App and web page records
--

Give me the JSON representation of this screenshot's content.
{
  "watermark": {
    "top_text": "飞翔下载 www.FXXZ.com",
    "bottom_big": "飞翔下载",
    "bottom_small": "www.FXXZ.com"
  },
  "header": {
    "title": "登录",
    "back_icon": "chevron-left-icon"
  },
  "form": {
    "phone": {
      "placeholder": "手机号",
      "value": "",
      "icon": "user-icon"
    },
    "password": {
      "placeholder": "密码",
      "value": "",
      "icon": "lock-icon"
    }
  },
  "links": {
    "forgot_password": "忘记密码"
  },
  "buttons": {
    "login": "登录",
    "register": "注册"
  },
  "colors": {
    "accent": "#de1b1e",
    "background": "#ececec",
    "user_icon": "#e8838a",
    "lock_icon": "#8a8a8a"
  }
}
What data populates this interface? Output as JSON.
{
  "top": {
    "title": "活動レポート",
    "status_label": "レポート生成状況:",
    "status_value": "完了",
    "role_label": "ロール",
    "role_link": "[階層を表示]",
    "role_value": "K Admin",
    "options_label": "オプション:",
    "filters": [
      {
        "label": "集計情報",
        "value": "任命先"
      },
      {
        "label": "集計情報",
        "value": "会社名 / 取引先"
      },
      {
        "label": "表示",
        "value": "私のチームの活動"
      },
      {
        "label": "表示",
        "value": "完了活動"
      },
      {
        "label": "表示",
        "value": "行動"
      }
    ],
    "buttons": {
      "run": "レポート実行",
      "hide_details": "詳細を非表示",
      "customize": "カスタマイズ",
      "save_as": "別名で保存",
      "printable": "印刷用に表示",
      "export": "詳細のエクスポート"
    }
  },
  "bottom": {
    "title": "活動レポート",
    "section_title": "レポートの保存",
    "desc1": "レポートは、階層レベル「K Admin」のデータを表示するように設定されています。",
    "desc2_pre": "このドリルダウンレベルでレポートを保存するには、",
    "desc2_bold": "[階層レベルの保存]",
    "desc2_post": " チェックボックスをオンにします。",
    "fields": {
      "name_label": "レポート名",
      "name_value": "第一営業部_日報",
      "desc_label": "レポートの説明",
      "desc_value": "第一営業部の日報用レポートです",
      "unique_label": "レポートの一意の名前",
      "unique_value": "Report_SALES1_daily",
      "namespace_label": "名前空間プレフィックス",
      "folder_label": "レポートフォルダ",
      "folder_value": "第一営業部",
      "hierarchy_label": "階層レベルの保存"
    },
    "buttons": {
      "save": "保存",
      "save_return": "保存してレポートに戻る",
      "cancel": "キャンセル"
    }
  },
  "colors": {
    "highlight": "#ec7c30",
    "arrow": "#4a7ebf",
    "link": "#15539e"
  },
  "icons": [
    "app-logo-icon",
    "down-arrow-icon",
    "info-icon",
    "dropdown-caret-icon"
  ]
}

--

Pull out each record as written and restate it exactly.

Give me the JSON representation of this screenshot's content.
{
  "watermark": {
    "top_text": "飞翔下载 www.FXXZ.com",
    "bottom_big": "飞翔下载",
    "bottom_small": "www.FXXZ.com"
  },
  "header": {
    "title": "登录",
    "back_icon": "chevron-left-icon"
  },
  "form": {
    "phone": {
      "placeholder": "手机号",
      "value": "",
      "icon": "user-icon"
    },
    "password": {
      "placeholder": "密码",
      "value": "",
      "icon": "lock-icon"
    }
  },
  "links": {
    "forgot_password": "忘记密码"
  },
  "buttons": {
    "login": "登录",
    "register": "注册"
  },
  "colors": {
    "accent": "#de1b1e",
    "background": "#ececec",
    "user_icon": "#e8838a",
    "lock_icon": "#8a8a8a"
  }
}
What data populates this interface? Output as JSON.
{
  "top": {
    "title": "活動レポート",
    "status_label": "レポート生成状況:",
    "status_value": "完了",
    "role_label": "ロール",
    "role_link": "[階層を表示]",
    "role_value": "K Admin",
    "options_label": "オプション:",
    "filters": [
      {
        "label": "集計情報",
        "value": "任命先"
      },
      {
        "label": "集計情報",
        "value": "会社名 / 取引先"
      },
      {
        "label": "表示",
        "value": "私のチームの活動"
      },
      {
        "label": "表示",
        "value": "完了活動"
      },
      {
        "label": "表示",
        "value": "行動"
      }
    ],
    "buttons": {
      "run": "レポート実行",
      "hide_details": "詳細を非表示",
      "customize": "カスタマイズ",
      "save_as": "別名で保存",
      "printable": "印刷用に表示",
      "export": "詳細のエクスポート"
    }
  },
  "bottom": {
    "title": "活動レポート",
    "section_title": "レポートの保存",
    "desc1": "レポートは、階層レベル「K Admin」のデータを表示するように設定されています。",
    "desc2_pre": "このドリルダウンレベルでレポートを保存するには、",
    "desc2_bold": "[階層レベルの保存]",
    "desc2_post": " チェックボックスをオンにします。",
    "fields": {
      "name_label": "レポート名",
      "name_value": "第一営業部_日報",
      "desc_label": "レポートの説明",
      "desc_value": "第一営業部の日報用レポートです",
      "unique_label": "レポートの一意の名前",
      "unique_value": "Report_SALES1_daily",
      "namespace_label": "名前空間プレフィックス",
      "folder_label": "レポートフォルダ",
      "folder_value": "第一営業部",
      "hierarchy_label": "階層レベルの保存"
    },
    "buttons": {
      "save": "保存",
      "save_return": "保存してレポートに戻る",
      "cancel": "キャンセル"
    }
  },
  "colors": {
    "highlight": "#ec7c30",
    "arrow": "#4a7ebf",
    "link": "#15539e"
  },
  "icons": [
    "app-logo-icon",
    "down-arrow-icon",
    "info-icon",
    "dropdown-caret-icon"
  ]
}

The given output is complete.